At the site of the CMS detector, as upgrades continued this summer, French physicist Dr Stephanie Beuaceron recalls that both teams detected the Higgs around the same time. "It was a rumour first. Plenty of physicists are married here," she quips, and we share printers. "You started to feel the excitement [around the coffee areas]." Officially, only the director general knew the results of both teams.
Ireland would gain hugely from membership of Cern, says O’Shea, in terms of industry suppling equipment, including for big data and supercomputing, but also in training bright new students. “I am always surprised by the fact that Ireland is not part of Cern,” says Rossi. “Countries much poorer than Ireland have joined.”
The upgraded collider will switch on around 2024, and will operate until 2040. Cern hopes eventually to build a 100km next-generation collider, seven times more powerful.
Cern is not just shedding light on the nature of our universe – it has spin-offs for medicine.
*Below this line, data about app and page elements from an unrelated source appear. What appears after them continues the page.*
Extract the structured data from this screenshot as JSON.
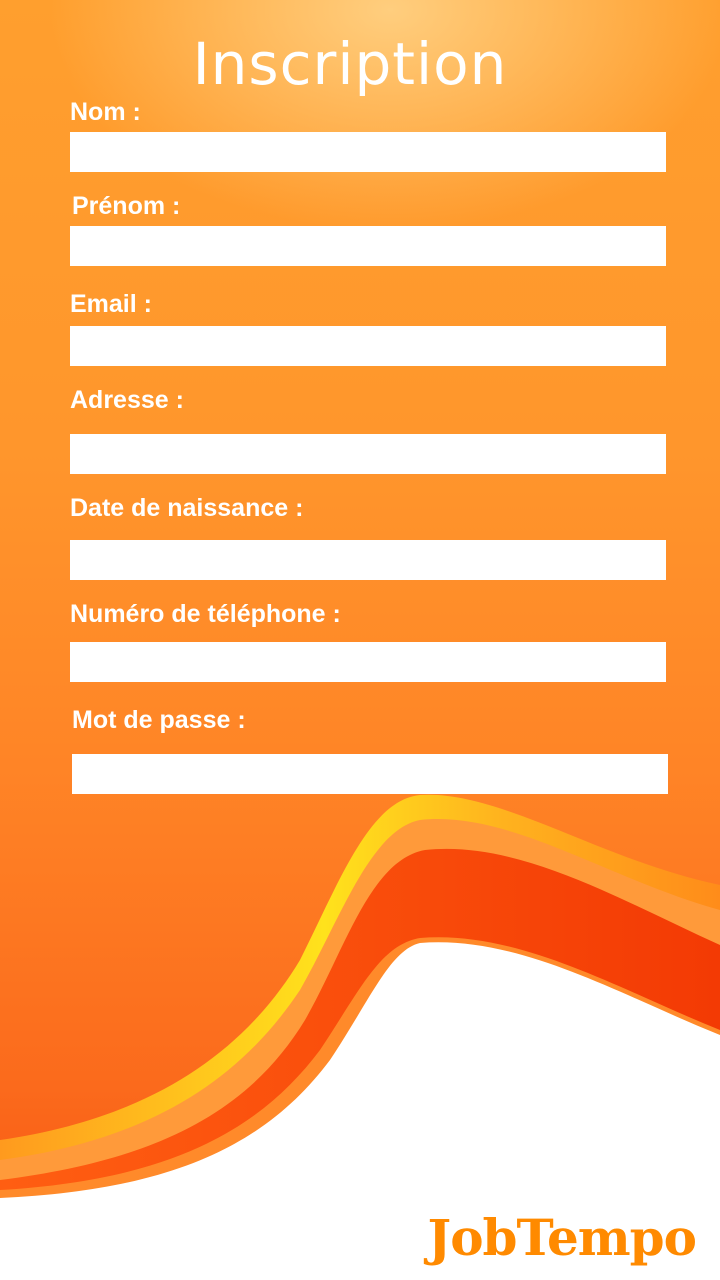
{
  "page": {
    "title": "Inscription",
    "brand": "JobTempo"
  },
  "form": {
    "fields": [
      {
        "label": "Nom :",
        "value": "",
        "placeholder": ""
      },
      {
        "label": "Prénom :",
        "value": "",
        "placeholder": ""
      },
      {
        "label": "Email :",
        "value": "",
        "placeholder": ""
      },
      {
        "label": "Adresse :",
        "value": "",
        "placeholder": ""
      },
      {
        "label": "Date de naissance :",
        "value": "",
        "placeholder": ""
      },
      {
        "label": "Numéro de téléphone :",
        "value": "",
        "placeholder": ""
      },
      {
        "label": "Mot de passe :",
        "value": "",
        "placeholder": ""
      }
    ]
  },
  "colors": {
    "background_orange": "#ff962c",
    "wave_red": "#f53d06",
    "wave_yellow": "#ffd21f",
    "brand": "#ff8a00",
    "field_bg": "#ffffff"
  }
}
One is Hadron therapy, a new treatment for cancer, in which tumours are bombarded by protons. Essentially, this means installing a mini Hadron collider in Irish hospitals, notes Prof Ronan McNulty, particle physicist at University College Dublin.
Prof O’Shea has spent years working on a new imaging system sensitive to the energy (colour) of X-rays, which could be used for medical scanning but with far less radiation and more detail for diagnostics.
The particle physics community in Ireland is fairly small, and O'Shea notes it would need to grow (and be funded) to take full advantage of membership. Science Foundation Ireland is not set up to fund blue sky science, he adds.
“Funding agencies like this are changing their brief to short-term, high-impact projects. That’s all very well, but you need the fundamental research first just to have those high-impact projects.”